Just after dawn Saturday, a computerized alarm on the nightstand next to the bed of Otto and Jeanne Klittich told them that the temperature had dropped to 23 degrees in the orange grove outside their Fillmore home.
It was a low point for the Klittiches in a three-day battle to protect their 32 acres of citrus and nursery plants against record cold that coated the plants with frost.
As dreaded as the unexpected phone call in the middle of the night, the electronic bedside device had first sounded before dawn Thursday, when temperatures slipped below 32 in the eastern Ventura County community. It signaled the start of their battle with nature that may not end until Monday--and a vigil that may not end until summer.
A National Weather Service freeze warning for agricultural areas in Southern California was expected to continue at least through Monday morning, officials said.
To combat the chill, growers such as the Klittiches took to their fields, using a wide-ranging and expensive arsenal of water, anti-frost chemicals, heaters and wind makers.
The Ventura County growers estimate that they have already spent as much as $1 million to protect their citrus and avocado crops. But they say they won't know exactly how well their efforts worked until the spring or summer.
"Sometimes oranges heal and sometimes they don't. The waiting to find out--that's always a bad time," Otto Klittich said Saturday after inspecting the grove he and his family have worked for 10 years. When he stuck a temperature probe in an orange plucked from a tree, he got a reading of 28 degrees. It was not a good sign.
"It is hard not to get depressed," his wife said. "We will be able to make some estimates of damage once it warms up, but what is so awful is that we won't know for sure until the crop is picked in August."
Damage from the freeze was expected to be high, said Terry Schaeffer, an agricultural meteorologist with the weather service in Santa Paula. Schaeffer spent much of Saturday visiting growers, surveying damage and collecting temperature readings. The lowest reading he found was 22 degrees along Santa Rosa Road near Camarillo.
"It is becoming obvious we sustained some significant damage," Schaeffer said. "We are probably talking millions of dollars in damages. I'd be surprised if it wasn't $10 million.
"It's going to be a freeze the growers will remember for generations."
Among the area's larger growers, Limoneira Associates used two helicopters, wind machines and grove heaters to keep warm air circulating over its 3,000 acres of citrus.

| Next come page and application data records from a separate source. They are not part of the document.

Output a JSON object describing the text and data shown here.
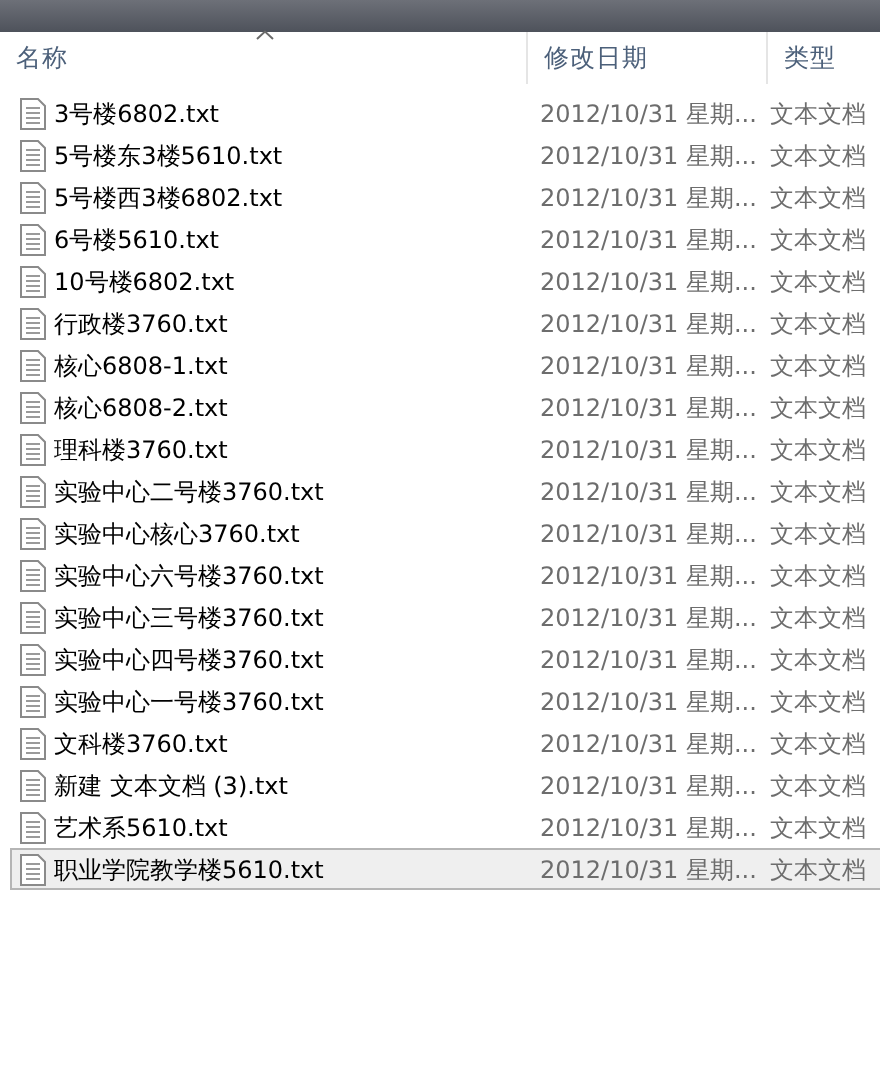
{
  "columns": [
    {
      "label": "名称",
      "sorted": true
    },
    {
      "label": "修改日期",
      "sorted": false
    },
    {
      "label": "类型",
      "sorted": false
    }
  ],
  "files": [
    {
      "name": "3号楼6802.txt",
      "date": "2012/10/31 星期...",
      "type": "文本文档",
      "selected": false
    },
    {
      "name": "5号楼东3楼5610.txt",
      "date": "2012/10/31 星期...",
      "type": "文本文档",
      "selected": false
    },
    {
      "name": "5号楼西3楼6802.txt",
      "date": "2012/10/31 星期...",
      "type": "文本文档",
      "selected": false
    },
    {
      "name": "6号楼5610.txt",
      "date": "2012/10/31 星期...",
      "type": "文本文档",
      "selected": false
    },
    {
      "name": "10号楼6802.txt",
      "date": "2012/10/31 星期...",
      "type": "文本文档",
      "selected": false
    },
    {
      "name": "行政楼3760.txt",
      "date": "2012/10/31 星期...",
      "type": "文本文档",
      "selected": false
    },
    {
      "name": "核心6808-1.txt",
      "date": "2012/10/31 星期...",
      "type": "文本文档",
      "selected": false
    },
    {
      "name": "核心6808-2.txt",
      "date": "2012/10/31 星期...",
      "type": "文本文档",
      "selected": false
    },
    {
      "name": "理科楼3760.txt",
      "date": "2012/10/31 星期...",
      "type": "文本文档",
      "selected": false
    },
    {
      "name": "实验中心二号楼3760.txt",
      "date": "2012/10/31 星期...",
      "type": "文本文档",
      "selected": false
    },
    {
      "name": "实验中心核心3760.txt",
      "date": "2012/10/31 星期...",
      "type": "文本文档",
      "selected": false
    },
    {
      "name": "实验中心六号楼3760.txt",
      "date": "2012/10/31 星期...",
      "type": "文本文档",
      "selected": false
    },
    {
      "name": "实验中心三号楼3760.txt",
      "date": "2012/10/31 星期...",
      "type": "文本文档",
      "selected": false
    },
    {
      "name": "实验中心四号楼3760.txt",
      "date": "2012/10/31 星期...",
      "type": "文本文档",
      "selected": false
    },
    {
      "name": "实验中心一号楼3760.txt",
      "date": "2012/10/31 星期...",
      "type": "文本文档",
      "selected": false
    },
    {
      "name": "文科楼3760.txt",
      "date": "2012/10/31 星期...",
      "type": "文本文档",
      "selected": false
    },
    {
      "name": "新建 文本文档 (3).txt",
      "date": "2012/10/31 星期...",
      "type": "文本文档",
      "selected": false
    },
    {
      "name": "艺术系5610.txt",
      "date": "2012/10/31 星期...",
      "type": "文本文档",
      "selected": false
    },
    {
      "name": "职业学院教学楼5610.txt",
      "date": "2012/10/31 星期...",
      "type": "文本文档",
      "selected": true
    }
  ]
}
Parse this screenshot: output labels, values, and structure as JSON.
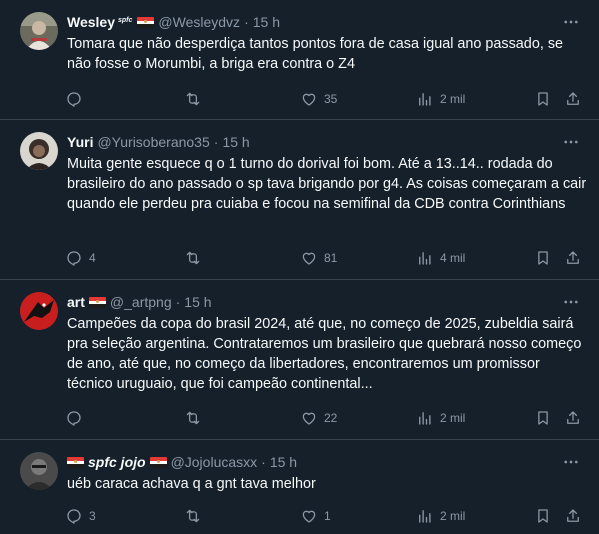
{
  "tweets": [
    {
      "display_name": "Wesley",
      "name_tag": "spfc",
      "handle": "@Wesleydvz",
      "dot": "·",
      "time": "15 h",
      "text": "Tomara que não desperdiça tantos pontos fora de casa igual ano passado, se não fosse o Morumbi, a briga era contra o Z4",
      "replies": "",
      "retweets": "",
      "likes": "35",
      "views": "2 mil"
    },
    {
      "display_name": "Yuri",
      "handle": "@Yurisoberano35",
      "dot": "·",
      "time": "15 h",
      "text": "Muita gente esquece q o 1 turno do dorival foi bom. Até a 13..14.. rodada do brasileiro do ano passado o sp tava brigando por g4. As coisas começaram a cair quando ele perdeu pra cuiaba e focou na semifinal da CDB contra Corinthians",
      "replies": "4",
      "retweets": "",
      "likes": "81",
      "views": "4 mil"
    },
    {
      "display_name": "art",
      "handle": "@_artpng",
      "dot": "·",
      "time": "15 h",
      "text": "Campeões da copa do brasil 2024, até que, no começo de 2025, zubeldia sairá pra seleção argentina. Contrataremos um brasileiro que quebrará nosso começo de ano, até que, no começo da libertadores, encontraremos um promissor técnico uruguaio, que foi campeão continental...",
      "replies": "",
      "retweets": "",
      "likes": "22",
      "views": "2 mil"
    },
    {
      "display_name": "spfc jojo",
      "handle": "@Jojolucasxx",
      "dot": "·",
      "time": "15 h",
      "text": "uéb caraca achava q a gnt tava melhor",
      "replies": "3",
      "retweets": "",
      "likes": "1",
      "views": "2 mil"
    }
  ],
  "colors": {
    "background": "#15202b",
    "text": "#f7f9f9",
    "muted": "#8b98a5",
    "divider": "#38444d"
  },
  "icons": {
    "reply": "reply-icon",
    "retweet": "retweet-icon",
    "like": "heart-icon",
    "views": "views-icon",
    "bookmark": "bookmark-icon",
    "share": "share-icon",
    "more": "more-icon",
    "flag": "flag-icon"
  }
}
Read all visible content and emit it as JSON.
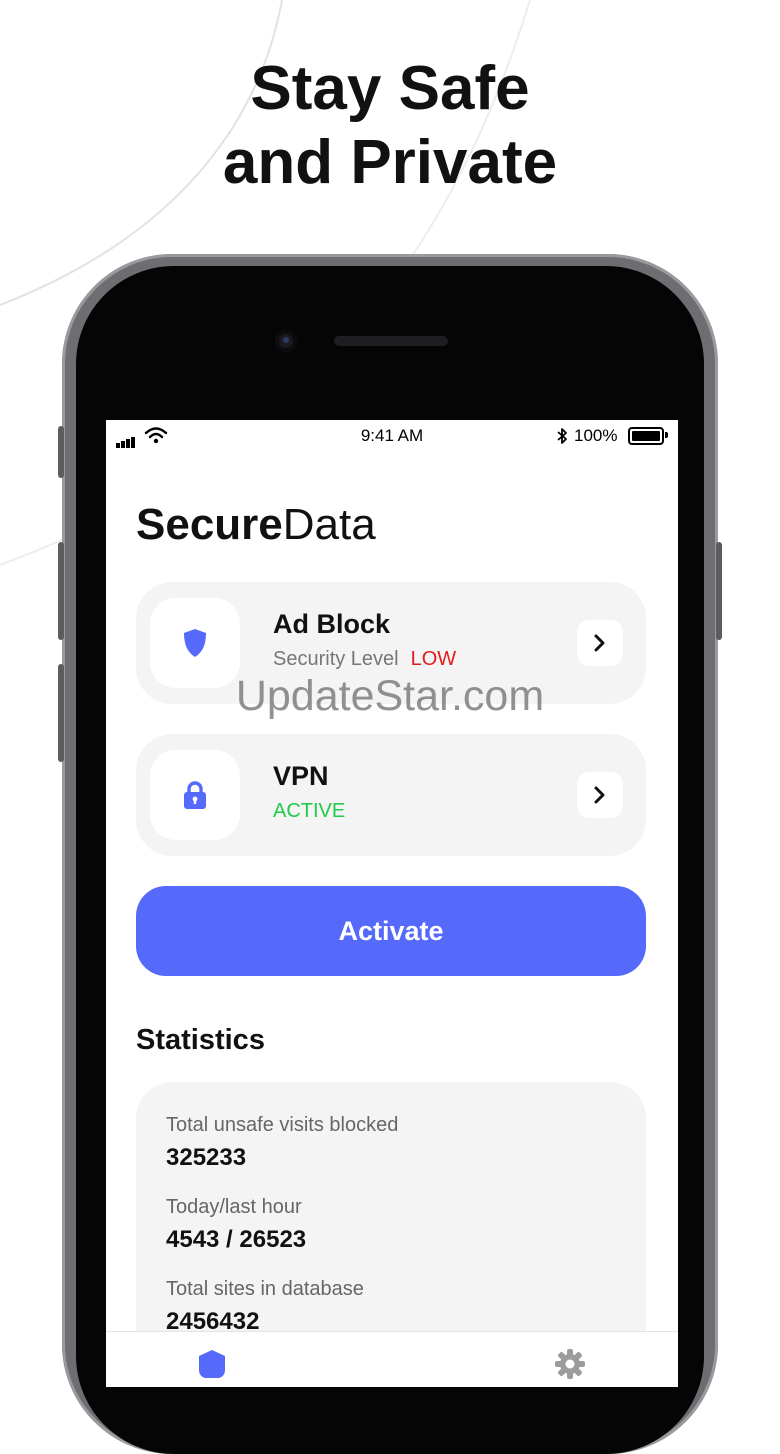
{
  "headline": {
    "line1": "Stay Safe",
    "line2": "and Private"
  },
  "status_bar": {
    "time": "9:41 AM",
    "battery": "100%"
  },
  "app": {
    "brand_bold": "Secure",
    "brand_regular": "Data"
  },
  "cards": [
    {
      "title": "Ad Block",
      "subtitle": "Security Level",
      "status": "LOW",
      "status_color": "#e11d1d",
      "icon": "shield-icon"
    },
    {
      "title": "VPN",
      "status": "ACTIVE",
      "status_color": "#22c94a",
      "icon": "lock-icon"
    }
  ],
  "activate_label": "Activate",
  "statistics": {
    "title": "Statistics",
    "items": [
      {
        "label": "Total unsafe visits blocked",
        "value": "325233"
      },
      {
        "label": "Today/last hour",
        "value": "4543 / 26523"
      },
      {
        "label": "Total sites in database",
        "value": "2456432"
      }
    ]
  },
  "tabs": [
    {
      "icon": "shield-icon",
      "active": true
    },
    {
      "icon": "gear-icon",
      "active": false
    }
  ],
  "watermark": "UpdateStar.com",
  "colors": {
    "accent": "#5569fb",
    "card_bg": "#f4f4f4",
    "phone_frame": "#6e6e72"
  }
}
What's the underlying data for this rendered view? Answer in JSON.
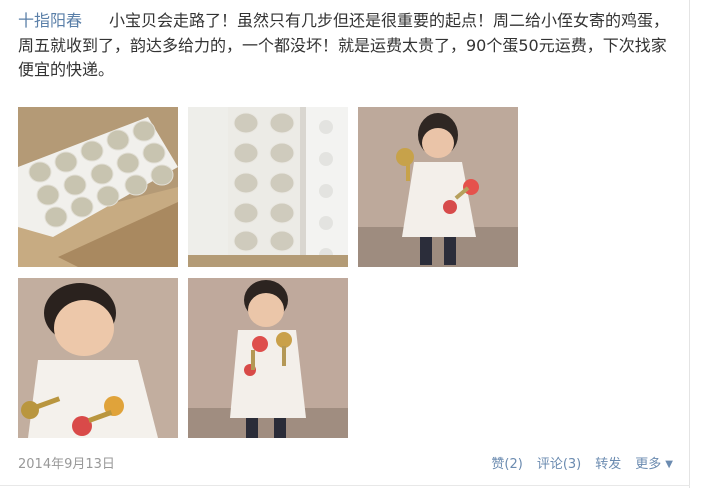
{
  "post": {
    "author": "十指阳春",
    "text": "小宝贝会走路了！虽然只有几步但还是很重要的起点！周二给小侄女寄的鸡蛋，周五就收到了，韵达多给力的，一个都没坏！就是运费太贵了，90个蛋50元运费，下次找家便宜的快递。",
    "date": "2014年9月13日",
    "actions": {
      "like": "赞(2)",
      "comment": "评论(3)",
      "forward": "转发",
      "more": "更多"
    },
    "icons": {
      "more": "chevron-down-icon"
    },
    "colors": {
      "author": "#5a7fa8",
      "action": "#6b8bb0",
      "date": "#999999"
    }
  }
}
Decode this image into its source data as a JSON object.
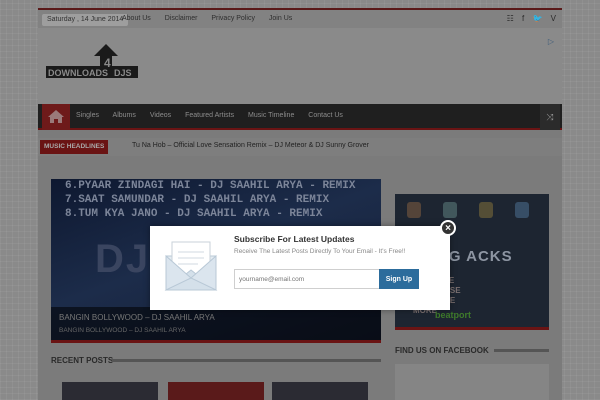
{
  "topbar": {
    "date": "Saturday , 14 June 2014",
    "nav": [
      "About Us",
      "Disclaimer",
      "Privacy Policy",
      "Join Us"
    ],
    "social_icons": [
      "rss-icon",
      "facebook-icon",
      "twitter-icon",
      "vimeo-icon"
    ]
  },
  "header": {
    "logo_text": "DOWNLOADS",
    "logo_number": "4",
    "logo_suffix": "DJS"
  },
  "mainnav": {
    "items": [
      "Singles",
      "Albums",
      "Videos",
      "Featured Artists",
      "Music Timeline",
      "Contact Us"
    ]
  },
  "headlines": {
    "label": "MUSIC HEADLINES",
    "text": "Tu Na Hob – Official Love Sensation Remix – DJ Meteor & DJ Sunny Grover"
  },
  "slider": {
    "lines": [
      "6.PYAAR ZINDAGI HAI - DJ SAAHIL ARYA - REMIX",
      "7.SAAT SAMUNDAR - DJ SAAHIL ARYA - REMIX",
      "8.TUM KYA JANO  - DJ SAAHIL ARYA - REMIX"
    ],
    "overlay_text": "DJ S",
    "caption_title": "BANGIN BOLLYWOOD – DJ SAAHIL ARYA",
    "caption_sub": "BANGIN BOLLYWOOD – DJ SAAHIL ARYA"
  },
  "sidebar_ad": {
    "big": "ENING ACKS",
    "small_lines": [
      "EP HOUSE",
      "TRO HOUSE",
      "CH HOUSE",
      "MORE"
    ],
    "brand": "beatport"
  },
  "sections": {
    "recent_posts": "RECENT POSTS",
    "facebook": "FIND US ON FACEBOOK"
  },
  "popup": {
    "title": "Subscribe For Latest Updates",
    "description": "Receive The Latest Posts Directly To Your Email - It's Free!!",
    "email_placeholder": "yourname@email.com",
    "signup_label": "Sign Up",
    "close_label": "×"
  },
  "colors": {
    "accent": "#c82a2a",
    "button": "#2c6c9c"
  }
}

"We've had to protect our citrus crops pretty extensively," said Al Guilin, executive vice president of the Santa Paula grower. "Still, there is some damage evident right now. It is difficult to know how extensive it is until you actually cut the fruit at harvest time."
Even if the protective measures save the crops, Guilin said, the farmers can end up losing money because the methods are so expensive.
"The cost of labor, of fuel, of flying a helicopter adds up," he said. "In some cases, it will be the difference between whether a grower makes money or not this coming year."